• _Records supplied_
^^^^
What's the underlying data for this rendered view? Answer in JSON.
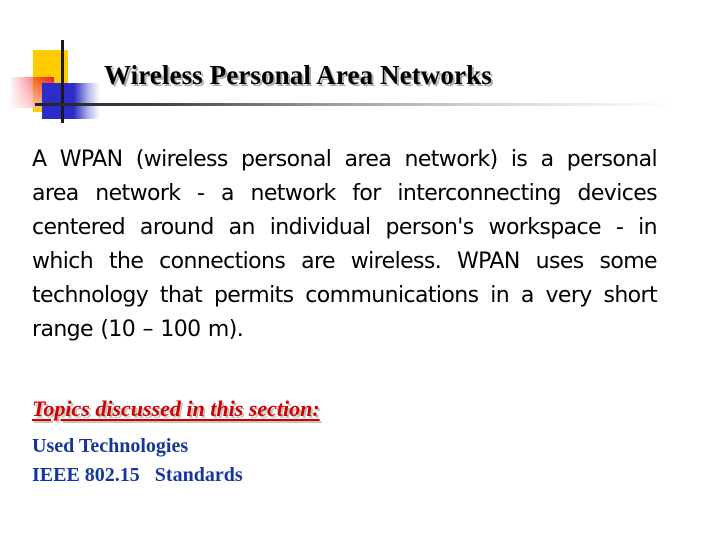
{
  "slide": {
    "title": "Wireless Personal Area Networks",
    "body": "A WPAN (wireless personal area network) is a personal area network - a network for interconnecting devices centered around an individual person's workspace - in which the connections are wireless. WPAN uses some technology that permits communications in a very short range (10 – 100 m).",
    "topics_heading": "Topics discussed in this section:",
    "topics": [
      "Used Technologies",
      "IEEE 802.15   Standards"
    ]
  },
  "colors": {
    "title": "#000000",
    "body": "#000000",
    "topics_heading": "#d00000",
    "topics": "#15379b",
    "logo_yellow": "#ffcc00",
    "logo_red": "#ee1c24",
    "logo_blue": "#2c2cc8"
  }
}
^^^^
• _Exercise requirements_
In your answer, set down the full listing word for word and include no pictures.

• _Exercise answer_
What's the underlying data for this rendered view? Answer in JSON.
{
  "slide": {
    "title": "Wireless Personal Area Networks",
    "body": "A WPAN (wireless personal area network) is a personal area network - a network for interconnecting devices centered around an individual person's workspace - in which the connections are wireless. WPAN uses some technology that permits communications in a very short range (10 – 100 m).",
    "topics_heading": "Topics discussed in this section:",
    "topics": [
      "Used Technologies",
      "IEEE 802.15   Standards"
    ]
  },
  "colors": {
    "title": "#000000",
    "body": "#000000",
    "topics_heading": "#d00000",
    "topics": "#15379b",
    "logo_yellow": "#ffcc00",
    "logo_red": "#ee1c24",
    "logo_blue": "#2c2cc8"
  }
}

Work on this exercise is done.